Identifying the population of nerve cells that are responsible for musculoskeletal pain

Disease - Muscle weakness, back pain, fibromyalgia

Lead applicant - Dr Shafaq Sikandar

Organisation - University College London

Type of grant - Career Development Fellowship

Status of grant - Active

Amount of the original award - £457,470.45

Start date - 1 October 2018

Reference - 21734

Public Summary

What are the aims of this research?

The aim of this research is to understand the changes that occur in the nervous system in chronic musculoskeletal pain, and to identify which population of nerve cells are responsible for driving chronic pain.

Why is this research important?

Chronic pain is a common symptom of arthritis and musculoskeletal conditions. There is a demand for new drugs to treat this pain, and this can only happen with better understanding of how chronic pain develops in different conditions. Currently there is a poor understanding of the difference between nerve cells responsible for normal sensations from the skin compared to nerve cells that produce pain from other parts of the body, such as muscle, which is one of the reasons for inadequate pain management of some musculoskeletal diseases.

There is already a lot of knowledge about pain from genetic research, and the use of genetic engineering allows us to look at specific parts of the nervous system. Using mice with fibromyalgia, the researchers will use genetic approaches to delete specific types of nerve cells, in order to identify those that are responsible for chronic musculoskeletal pain.

How will the findings benefit patients?
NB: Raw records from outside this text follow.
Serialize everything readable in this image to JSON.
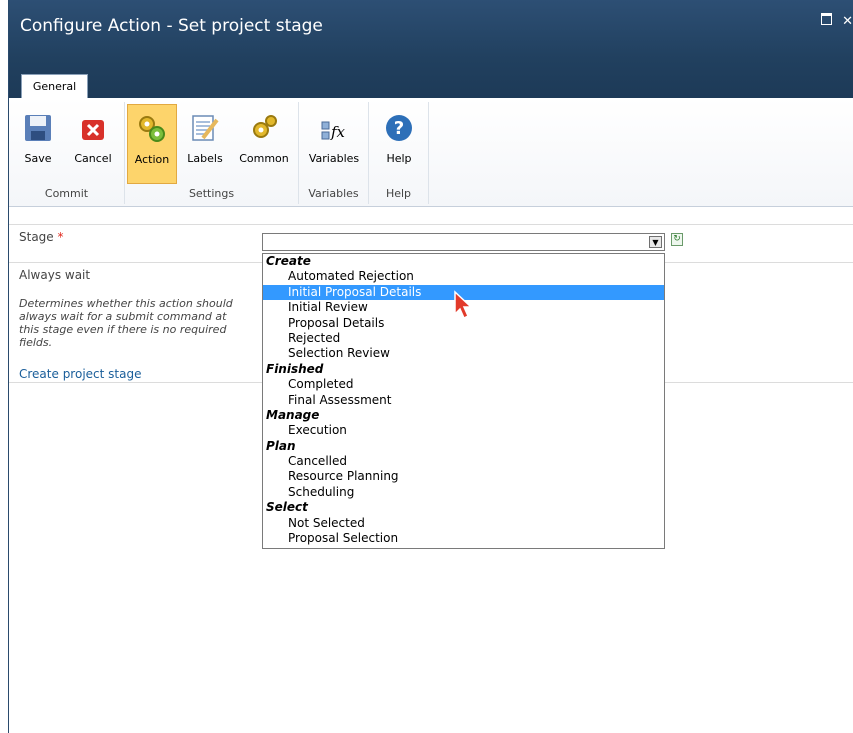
{
  "window": {
    "title": "Configure Action - Set project stage"
  },
  "tabs": [
    {
      "label": "General"
    }
  ],
  "ribbon": {
    "groups": [
      {
        "label": "Commit",
        "buttons": [
          {
            "label": "Save",
            "icon": "floppy-disk-icon"
          },
          {
            "label": "Cancel",
            "icon": "red-x-icon"
          }
        ]
      },
      {
        "label": "Settings",
        "buttons": [
          {
            "label": "Action",
            "icon": "gears-icon",
            "active": true
          },
          {
            "label": "Labels",
            "icon": "notepad-icon"
          },
          {
            "label": "Common",
            "icon": "gear-icon"
          }
        ]
      },
      {
        "label": "Variables",
        "buttons": [
          {
            "label": "Variables",
            "icon": "fx-icon"
          }
        ]
      },
      {
        "label": "Help",
        "buttons": [
          {
            "label": "Help",
            "icon": "question-icon"
          }
        ]
      }
    ]
  },
  "form": {
    "stage_label": "Stage",
    "required_mark": "*",
    "always_wait_label": "Always wait",
    "always_wait_description": "Determines whether this action should always wait for a submit command at this stage even if there is no required fields.",
    "create_link": "Create project stage",
    "stage_value": ""
  },
  "dropdown": {
    "groups": [
      {
        "name": "Create",
        "items": [
          "Automated Rejection",
          "Initial Proposal Details",
          "Initial Review",
          "Proposal Details",
          "Rejected",
          "Selection Review"
        ]
      },
      {
        "name": "Finished",
        "items": [
          "Completed",
          "Final Assessment"
        ]
      },
      {
        "name": "Manage",
        "items": [
          "Execution"
        ]
      },
      {
        "name": "Plan",
        "items": [
          "Cancelled",
          "Resource Planning",
          "Scheduling"
        ]
      },
      {
        "name": "Select",
        "items": [
          "Not Selected",
          "Proposal Selection"
        ]
      }
    ],
    "highlighted": "Initial Proposal Details"
  },
  "colors": {
    "title_bar": "#21405f",
    "active_button": "#fdd46b",
    "selection": "#3399ff",
    "link": "#1a5e9a",
    "required": "#e0261b"
  }
}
The outcomes of this research could provide potential targets for new pain relieving drugs. Understanding the cause for the transition from acute to chronic musculoskeletal pain is an essential basis for drug development, and the targets identified here may be applicable to a wide range of musculoskeletal pain conditions.